The estimated six year shortfall in life expectancy between African-Americans versus white Americans, largely attributable to disproportionate adverse socio-economic conditions created by over two centuries of racist portrayals and discriminatory legislative/policy actions, results in 240 million lost years when applied to a population of nearly 40 million African-Americans (2010 census). The estimated premature loss of life in just the existing African-American population of today totals into the millions of individuals and is conservatively estimated to easily exceed at least ten percent of that population. In considering the potential cumulative loss of life since the beginning of the 20th century, it becomes apparent that the United States is in the midst of an ongoing and prolonged human rights atrocity of considerable magnitude, in direct contrast to our country’s position of being a standard bearer of human rights in the international community. Recent restrictive Voter ID Laws, such as North Carolina’s, that disproportionately disenfranchises the African-American poor, can only work to maintain the adverse conditions that contribute to premature death in a historically discriminated population. The concerns expressed here extend into other political actions such as gerrymandering along racial lines that effectively reduces African-American representation. Further, these concerns are held to represent serious human rights issues that violate at least three treaties both signed and ratified by the United States.

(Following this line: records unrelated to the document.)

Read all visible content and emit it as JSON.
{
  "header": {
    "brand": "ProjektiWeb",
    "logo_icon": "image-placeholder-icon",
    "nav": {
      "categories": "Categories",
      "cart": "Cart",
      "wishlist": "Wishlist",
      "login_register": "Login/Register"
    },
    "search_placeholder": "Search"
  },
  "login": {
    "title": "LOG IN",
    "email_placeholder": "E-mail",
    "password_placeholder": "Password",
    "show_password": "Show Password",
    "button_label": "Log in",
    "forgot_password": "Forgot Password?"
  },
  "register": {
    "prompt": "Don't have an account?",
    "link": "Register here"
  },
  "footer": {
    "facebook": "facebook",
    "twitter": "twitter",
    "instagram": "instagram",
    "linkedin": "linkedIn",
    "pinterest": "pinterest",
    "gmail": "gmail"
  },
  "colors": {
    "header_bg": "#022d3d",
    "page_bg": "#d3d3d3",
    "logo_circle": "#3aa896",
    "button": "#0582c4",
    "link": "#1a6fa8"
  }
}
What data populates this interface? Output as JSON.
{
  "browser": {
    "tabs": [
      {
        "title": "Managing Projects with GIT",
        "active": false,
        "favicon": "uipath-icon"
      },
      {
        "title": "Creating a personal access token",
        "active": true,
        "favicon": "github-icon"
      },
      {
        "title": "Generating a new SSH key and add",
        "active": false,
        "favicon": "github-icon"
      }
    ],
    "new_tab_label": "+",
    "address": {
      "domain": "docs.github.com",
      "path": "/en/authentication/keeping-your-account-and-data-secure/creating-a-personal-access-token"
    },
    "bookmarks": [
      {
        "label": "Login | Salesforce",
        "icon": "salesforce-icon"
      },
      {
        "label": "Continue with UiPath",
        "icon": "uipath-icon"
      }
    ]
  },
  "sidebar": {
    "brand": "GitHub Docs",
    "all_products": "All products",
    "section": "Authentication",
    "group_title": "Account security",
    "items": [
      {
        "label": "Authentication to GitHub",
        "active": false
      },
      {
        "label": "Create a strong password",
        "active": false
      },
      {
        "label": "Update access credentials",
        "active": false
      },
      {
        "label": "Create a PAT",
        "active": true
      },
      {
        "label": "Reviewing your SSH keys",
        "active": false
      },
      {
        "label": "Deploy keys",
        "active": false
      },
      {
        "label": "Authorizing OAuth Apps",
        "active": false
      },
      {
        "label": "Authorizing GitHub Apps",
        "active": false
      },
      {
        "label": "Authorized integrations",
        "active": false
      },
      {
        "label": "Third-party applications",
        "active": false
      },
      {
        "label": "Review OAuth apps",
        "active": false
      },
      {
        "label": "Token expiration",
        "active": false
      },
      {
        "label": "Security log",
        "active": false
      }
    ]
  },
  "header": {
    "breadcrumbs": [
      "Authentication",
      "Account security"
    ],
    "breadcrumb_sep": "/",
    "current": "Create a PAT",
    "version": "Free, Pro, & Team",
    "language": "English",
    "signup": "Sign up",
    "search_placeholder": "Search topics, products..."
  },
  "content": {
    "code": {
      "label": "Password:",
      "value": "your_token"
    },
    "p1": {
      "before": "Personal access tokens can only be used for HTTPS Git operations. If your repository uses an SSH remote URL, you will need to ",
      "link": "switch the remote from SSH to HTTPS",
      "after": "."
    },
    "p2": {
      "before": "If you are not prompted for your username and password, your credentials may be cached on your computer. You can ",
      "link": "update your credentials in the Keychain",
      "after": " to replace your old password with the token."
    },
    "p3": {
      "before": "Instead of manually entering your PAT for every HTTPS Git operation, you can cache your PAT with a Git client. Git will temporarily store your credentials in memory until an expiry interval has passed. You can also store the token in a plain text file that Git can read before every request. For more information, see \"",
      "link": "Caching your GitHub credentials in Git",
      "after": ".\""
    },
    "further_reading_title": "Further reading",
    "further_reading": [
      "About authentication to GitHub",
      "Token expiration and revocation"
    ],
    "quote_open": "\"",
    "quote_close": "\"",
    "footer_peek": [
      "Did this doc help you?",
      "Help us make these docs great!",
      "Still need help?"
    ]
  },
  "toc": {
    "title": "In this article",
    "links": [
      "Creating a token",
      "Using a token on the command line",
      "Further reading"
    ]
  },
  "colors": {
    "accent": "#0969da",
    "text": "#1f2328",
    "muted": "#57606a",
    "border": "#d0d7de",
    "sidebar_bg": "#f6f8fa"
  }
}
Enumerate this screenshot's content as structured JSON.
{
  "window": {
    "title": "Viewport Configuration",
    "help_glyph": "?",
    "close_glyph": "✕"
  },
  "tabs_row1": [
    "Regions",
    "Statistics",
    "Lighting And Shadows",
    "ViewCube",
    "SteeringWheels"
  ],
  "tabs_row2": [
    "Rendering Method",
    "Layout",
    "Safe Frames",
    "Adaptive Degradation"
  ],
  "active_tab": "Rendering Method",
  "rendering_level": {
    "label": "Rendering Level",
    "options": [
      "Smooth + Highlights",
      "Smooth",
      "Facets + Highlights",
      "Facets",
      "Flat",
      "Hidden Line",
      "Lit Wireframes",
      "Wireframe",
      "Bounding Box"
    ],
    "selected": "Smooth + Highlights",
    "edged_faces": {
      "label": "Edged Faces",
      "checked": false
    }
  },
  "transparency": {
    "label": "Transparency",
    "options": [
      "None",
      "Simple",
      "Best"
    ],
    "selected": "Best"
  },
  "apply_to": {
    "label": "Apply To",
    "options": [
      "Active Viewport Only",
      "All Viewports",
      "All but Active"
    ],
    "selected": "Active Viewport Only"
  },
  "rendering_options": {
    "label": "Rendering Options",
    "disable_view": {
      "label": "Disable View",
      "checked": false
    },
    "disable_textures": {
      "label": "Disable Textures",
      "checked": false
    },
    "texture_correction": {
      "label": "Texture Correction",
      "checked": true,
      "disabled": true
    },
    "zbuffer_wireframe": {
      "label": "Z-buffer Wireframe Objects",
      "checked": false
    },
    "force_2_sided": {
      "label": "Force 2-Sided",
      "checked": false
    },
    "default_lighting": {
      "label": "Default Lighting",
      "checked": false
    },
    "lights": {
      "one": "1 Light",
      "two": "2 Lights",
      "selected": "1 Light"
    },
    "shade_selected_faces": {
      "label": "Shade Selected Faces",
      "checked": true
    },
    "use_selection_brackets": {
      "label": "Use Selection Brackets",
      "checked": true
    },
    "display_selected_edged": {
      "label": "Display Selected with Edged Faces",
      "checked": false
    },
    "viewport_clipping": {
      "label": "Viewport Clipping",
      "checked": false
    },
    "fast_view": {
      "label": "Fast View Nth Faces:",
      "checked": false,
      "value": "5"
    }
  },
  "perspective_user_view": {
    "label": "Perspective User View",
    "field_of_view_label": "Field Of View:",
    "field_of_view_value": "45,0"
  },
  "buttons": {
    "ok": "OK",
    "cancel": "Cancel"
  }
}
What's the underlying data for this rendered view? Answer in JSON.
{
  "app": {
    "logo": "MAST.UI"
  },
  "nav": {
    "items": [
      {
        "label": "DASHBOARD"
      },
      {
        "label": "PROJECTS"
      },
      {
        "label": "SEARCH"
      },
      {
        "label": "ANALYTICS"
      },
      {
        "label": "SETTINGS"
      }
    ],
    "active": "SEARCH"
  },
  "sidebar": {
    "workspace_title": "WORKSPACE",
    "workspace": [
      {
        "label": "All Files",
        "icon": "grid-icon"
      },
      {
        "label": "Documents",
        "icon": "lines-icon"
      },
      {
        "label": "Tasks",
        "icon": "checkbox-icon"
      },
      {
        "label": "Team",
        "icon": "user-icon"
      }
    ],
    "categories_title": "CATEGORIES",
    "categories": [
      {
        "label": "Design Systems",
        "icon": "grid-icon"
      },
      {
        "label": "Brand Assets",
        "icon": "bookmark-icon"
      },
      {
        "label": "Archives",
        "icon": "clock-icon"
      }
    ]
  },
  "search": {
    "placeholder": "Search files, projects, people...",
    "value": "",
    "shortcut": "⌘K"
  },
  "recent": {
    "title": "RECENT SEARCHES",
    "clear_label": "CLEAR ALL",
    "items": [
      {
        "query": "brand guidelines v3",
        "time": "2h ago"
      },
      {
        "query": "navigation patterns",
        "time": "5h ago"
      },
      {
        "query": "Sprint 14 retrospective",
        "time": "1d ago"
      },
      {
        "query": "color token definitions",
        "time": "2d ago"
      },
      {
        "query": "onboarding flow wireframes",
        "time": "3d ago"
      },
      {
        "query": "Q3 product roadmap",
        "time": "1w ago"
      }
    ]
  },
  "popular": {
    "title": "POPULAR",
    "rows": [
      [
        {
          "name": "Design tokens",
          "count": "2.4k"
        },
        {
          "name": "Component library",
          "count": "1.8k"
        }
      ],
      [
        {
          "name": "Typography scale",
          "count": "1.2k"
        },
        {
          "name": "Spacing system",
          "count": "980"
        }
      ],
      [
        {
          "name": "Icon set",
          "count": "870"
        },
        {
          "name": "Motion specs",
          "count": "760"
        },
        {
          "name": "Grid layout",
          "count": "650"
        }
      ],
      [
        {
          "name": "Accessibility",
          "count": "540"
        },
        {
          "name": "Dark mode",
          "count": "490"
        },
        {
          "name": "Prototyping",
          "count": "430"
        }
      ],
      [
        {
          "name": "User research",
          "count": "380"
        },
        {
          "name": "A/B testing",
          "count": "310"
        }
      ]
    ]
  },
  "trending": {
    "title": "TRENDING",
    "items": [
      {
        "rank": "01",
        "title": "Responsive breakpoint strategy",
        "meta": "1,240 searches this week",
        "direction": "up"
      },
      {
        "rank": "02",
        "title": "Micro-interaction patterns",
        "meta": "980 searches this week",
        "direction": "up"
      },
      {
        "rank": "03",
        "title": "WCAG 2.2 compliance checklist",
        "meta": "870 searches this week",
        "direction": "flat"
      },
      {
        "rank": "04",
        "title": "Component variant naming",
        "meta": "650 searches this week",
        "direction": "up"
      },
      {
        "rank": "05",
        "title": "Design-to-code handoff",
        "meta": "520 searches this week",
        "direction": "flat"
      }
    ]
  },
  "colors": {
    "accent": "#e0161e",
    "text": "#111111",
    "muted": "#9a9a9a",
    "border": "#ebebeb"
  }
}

As laws like NC Carolina’s recently enacted Voter ID Law can be tied to a long history of discriminatory treatment of African-Americans that in turn create or sustain adverse socio-economic conditions directly tied to premature death, the issue becomes whether such laws should be viewed as something far more serious than an obstruction of civil rights.
The finding that the AR-15 rifle was being actively selected for premeditated indiscriminate mass killings in 2012 fundamentally changes the debate regarding Senator Feinstein’s Assault Weapons Ban. Not only does this finding take this weapon and mass shootings beyond anecdotal observations, it has predictive value. We now know with certainty that there will be another horrific premeditated and planned mass killing involving this weapon or another having similar rapid fire and high capacity capability. And it will be difficult to defend against as we cannot predict the timing, the venue, or the selected targets. It is clear that both the weaponry and background checks on all buyers should be addressed to reduce the opportunity for, and carnage of, future premeditated indiscriminate mass shootings. This should become a fundamental part of the upcoming debate on the Senate floor. Should meaningful gun control legislation fail in the Senate, for those senators who opposed there is little doubt that some would have swallowed a ‘poison pill’ regarding their political career.
The GOP’s decision to reinstate tax cut policy in 2001 exposed their hand. It was not about deficit reduction, growing the economy, or job creation. It was about ideology and, no doubt, special interests. It was a backdoor approach where government revenue was cut in an attempt to curtail spending on popular programs they otherwise could not take head-on. This while obstructing the work of Congress, spinning a web of deceit about the benefits of their policy, and weakening our country’s financial standing. It’s time to play hardball during ‘fiscal cliff’ negotiations and force them to be specific about what spending cuts they are talking about to offset the tax benefits they wish to preserve for the wealthiest. They wouldn’t have the nerve.